However, it’s a significantly more sophisticated system than before; the newly developed 4MATIC+ system features a pair of clutches on the rear axle, sending a constantly variable amount of power to each wheel. The system is designed to make the CLA 45 more adjustable, but has also allowed engineers to develop a new drift mode, which comes as standard on all UK models. It’s a complex piece of kit and one that had a development budget in the ‘tens of millions’ alone.
The suspension set-up has also been overhauled, with engineers developing new frequency-selective shock absorbers designed to keep the car more stable at high speed and reduce body roll in corners. And that comes on top of AMG’s familiar adaptive damping system that gives buyers three set-ups – ranging from comfortable to sporty.

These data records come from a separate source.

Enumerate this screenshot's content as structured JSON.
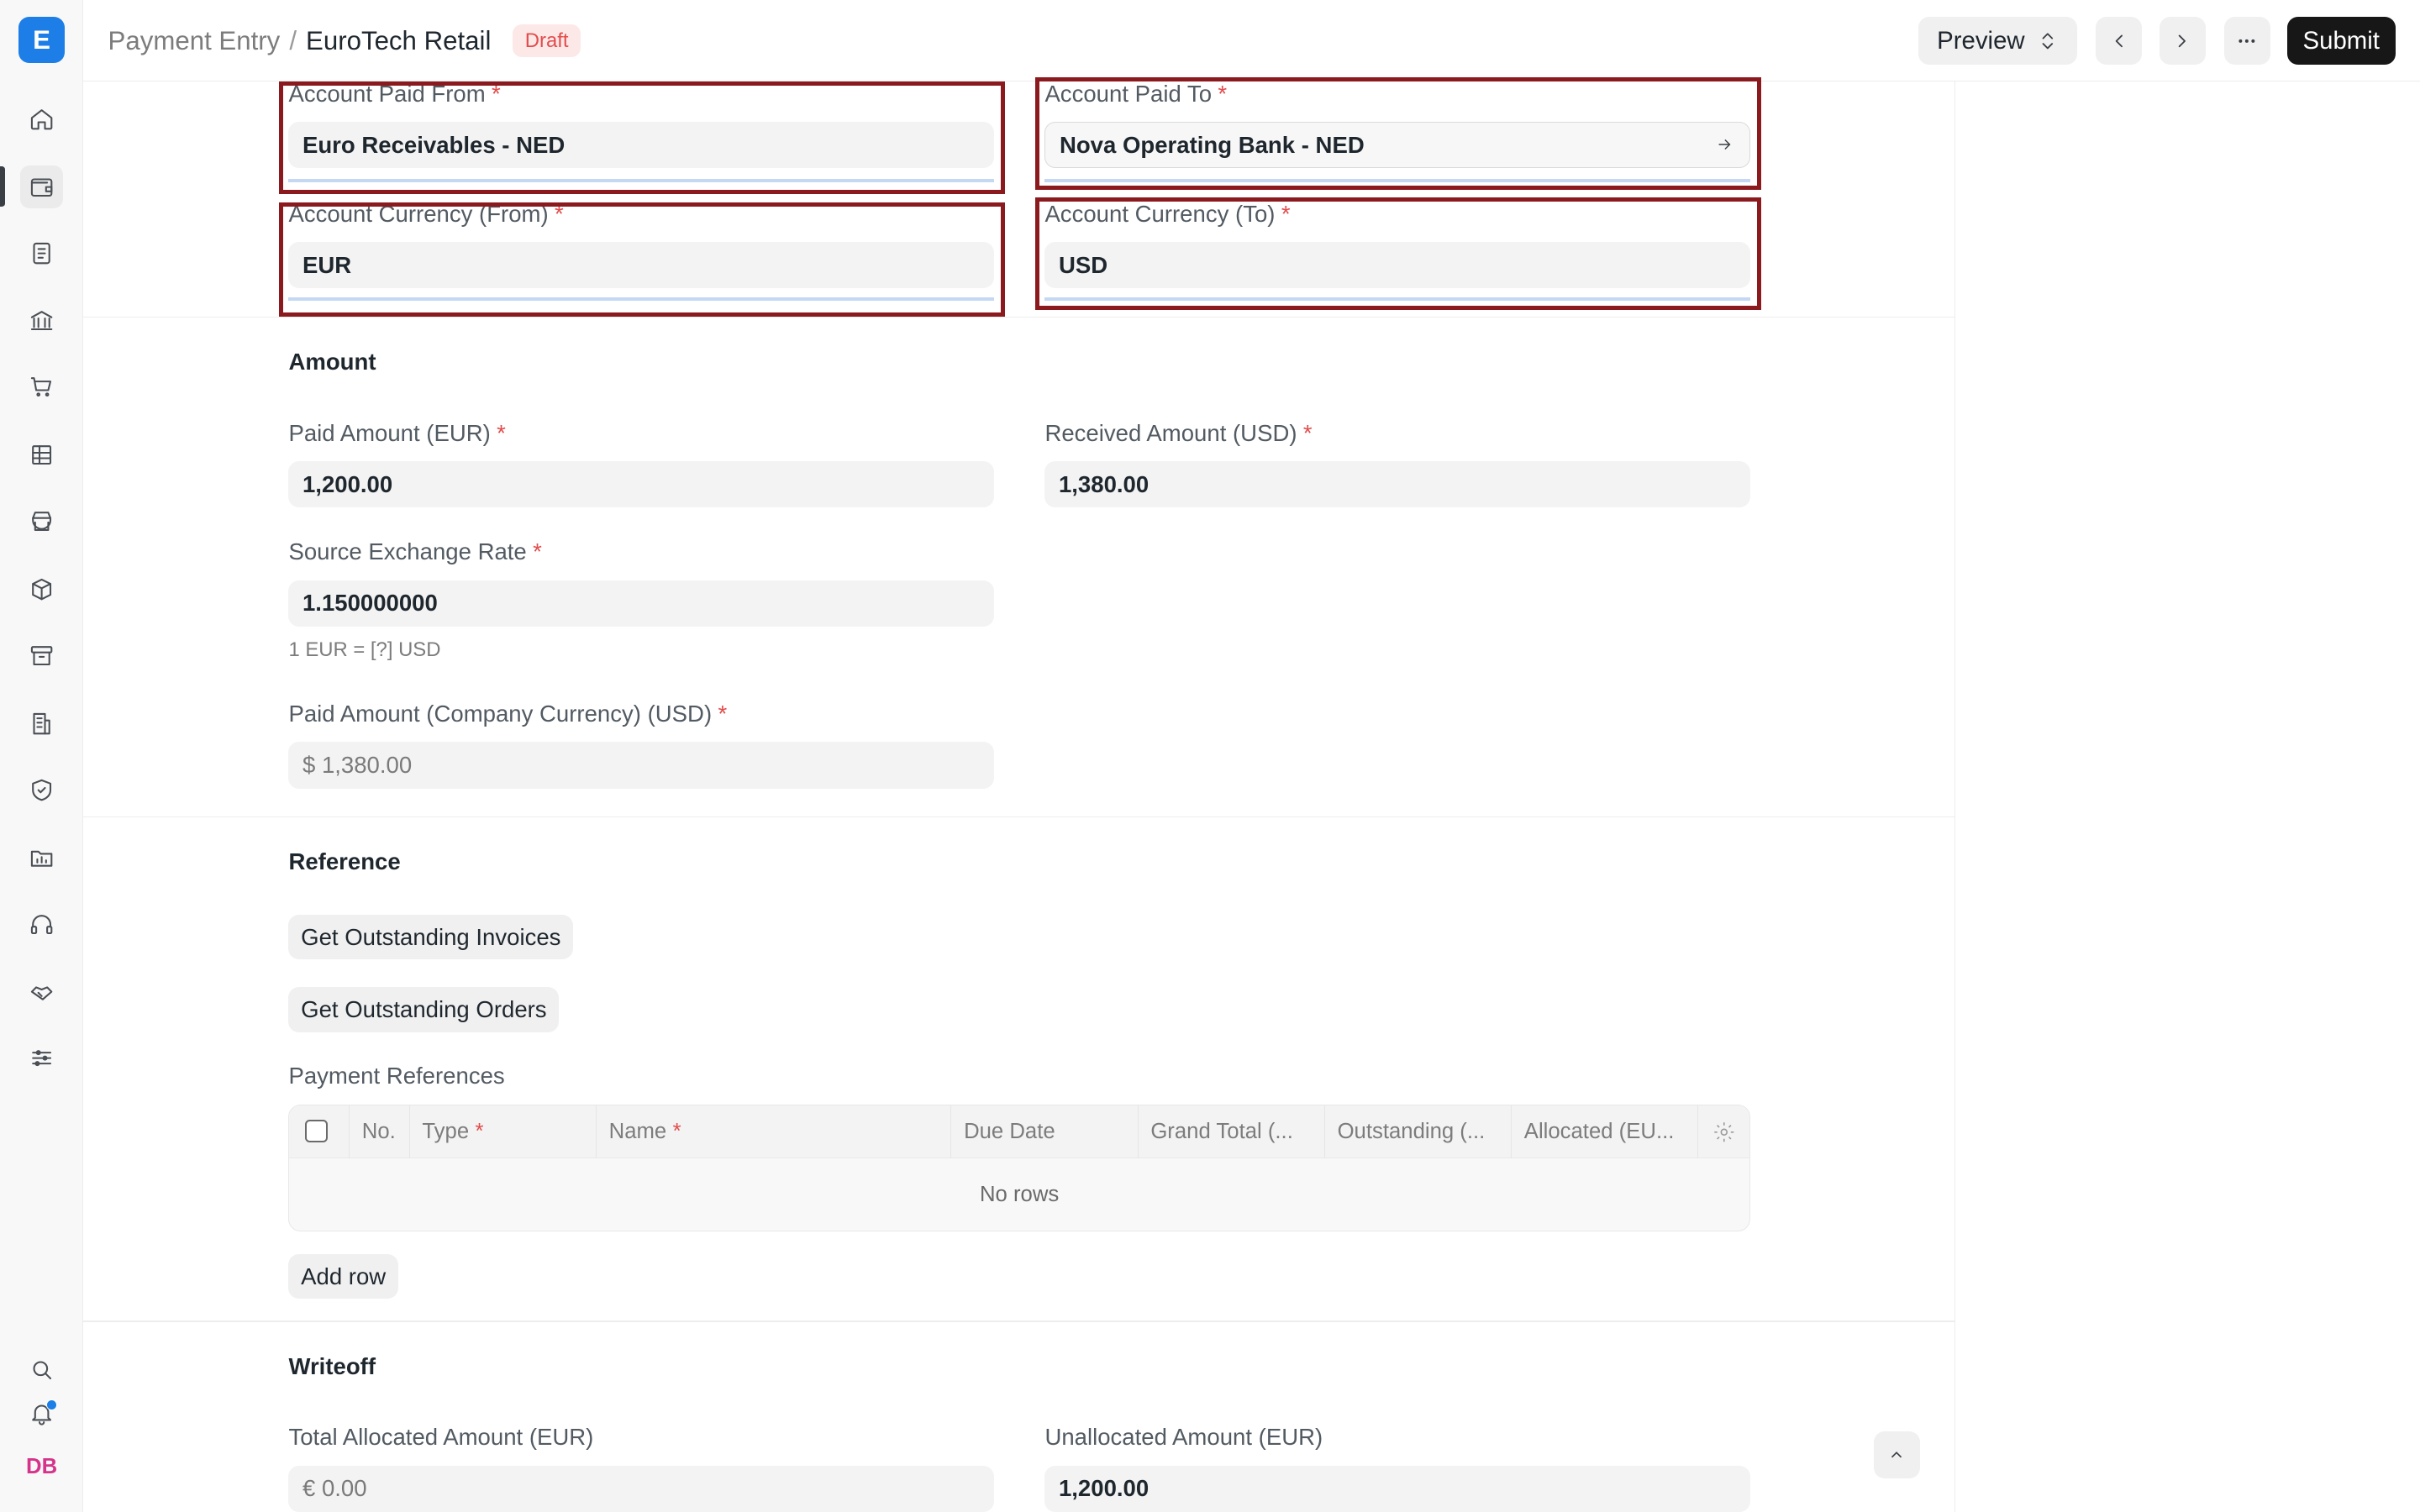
{
  "header": {
    "breadcrumb_parent": "Payment Entry",
    "breadcrumb_sep": "/",
    "breadcrumb_current": "EuroTech Retail",
    "status_badge": "Draft",
    "preview_label": "Preview",
    "submit_label": "Submit"
  },
  "sidebar": {
    "logo_letter": "E",
    "avatar_initials": "DB",
    "items": [
      "home-icon",
      "wallet-icon",
      "document-icon",
      "bank-icon",
      "cart-icon",
      "table-icon",
      "store-icon",
      "package-icon",
      "archive-icon",
      "building-icon",
      "shield-icon",
      "folder-chart-icon",
      "headset-icon",
      "handshake-icon",
      "sliders-icon"
    ]
  },
  "accounts": {
    "paid_from_label": "Account Paid From",
    "paid_from_value": "Euro Receivables - NED",
    "paid_to_label": "Account Paid To",
    "paid_to_value": "Nova Operating Bank - NED",
    "currency_from_label": "Account Currency (From)",
    "currency_from_value": "EUR",
    "currency_to_label": "Account Currency (To)",
    "currency_to_value": "USD"
  },
  "amount": {
    "section_title": "Amount",
    "paid_amount_label": "Paid Amount (EUR)",
    "paid_amount_value": "1,200.00",
    "received_amount_label": "Received Amount (USD)",
    "received_amount_value": "1,380.00",
    "exchange_rate_label": "Source Exchange Rate",
    "exchange_rate_value": "1.150000000",
    "exchange_rate_help": "1 EUR = [?] USD",
    "company_amount_label": "Paid Amount (Company Currency) (USD)",
    "company_amount_value": "$ 1,380.00"
  },
  "reference": {
    "section_title": "Reference",
    "get_invoices_label": "Get Outstanding Invoices",
    "get_orders_label": "Get Outstanding Orders",
    "table_title": "Payment References",
    "columns": [
      "No.",
      "Type",
      "Name",
      "Due Date",
      "Grand Total (...",
      "Outstanding (...",
      "Allocated (EU..."
    ],
    "no_rows": "No rows",
    "add_row_label": "Add row"
  },
  "writeoff": {
    "section_title": "Writeoff",
    "total_allocated_label": "Total Allocated Amount (EUR)",
    "total_allocated_value": "€ 0.00",
    "unallocated_label": "Unallocated Amount (EUR)",
    "unallocated_value": "1,200.00"
  }
}
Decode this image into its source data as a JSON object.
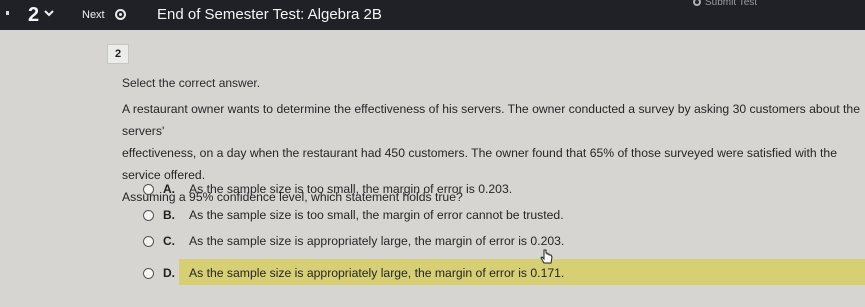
{
  "header": {
    "question_number": "2",
    "next_label": "Next",
    "title": "End of Semester Test: Algebra 2B",
    "submit_label": "Submit Test"
  },
  "question": {
    "number": "2",
    "instruction": "Select the correct answer.",
    "text_lines": [
      "A restaurant owner wants to determine the effectiveness of his servers. The owner conducted a survey by asking 30 customers about the servers'",
      "effectiveness, on a day when the restaurant had 450 customers. The owner found that 65% of those surveyed were satisfied with the service offered.",
      "Assuming a 95% confidence level, which statement holds true?"
    ],
    "options": [
      {
        "letter": "A.",
        "text": "As the sample size is too small, the margin of error is 0.203."
      },
      {
        "letter": "B.",
        "text": "As the sample size is too small, the margin of error cannot be trusted."
      },
      {
        "letter": "C.",
        "text": "As the sample size is appropriately large, the margin of error is 0.203."
      },
      {
        "letter": "D.",
        "text": "As the sample size is appropriately large, the margin of error is 0.171."
      }
    ],
    "selected_option": "D."
  },
  "colors": {
    "topbar": "#1f2126",
    "background": "#d6d5d2",
    "highlight": "#d7cf74"
  },
  "icons": [
    "chevron-down-icon",
    "next-arrow-icon",
    "submit-icon",
    "mouse-cursor-icon"
  ]
}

On the move, even over the same stretches of road, the CLA feels identical to its hatchback relation. It immediately feels like a more comfortable car to spend time in comparison to its predecessor; the ride still has a firm edge, but it’s definitely more forgiving. The CLA’s extra bodywork brings with it a 50kg weight penalty - the 0-62mph dropping by one tenth over the A 45, to four seconds dead. It’s still absurdly fast; the trick four-wheel drive system deploying power exactly where it needs to go and exactly the right time to maximise the car’s potential.
Carry speed through a corner and there’s an initial touch of understeer before power is sent rearwards to neutralise the car. The steering is a bit on the light side and there’s not much feel, but the amount of grip from the four-wheel drive system compensates as you can sense exactly what’s going on beneath you.
The only area the CLA does differ over that hatch is inside; the boot is 15 litres larger at 470 litres, but on the flip side the compromised opening means it isn’t quite as practical outright. Furthermore, headroom for rear passengers is a little tighter.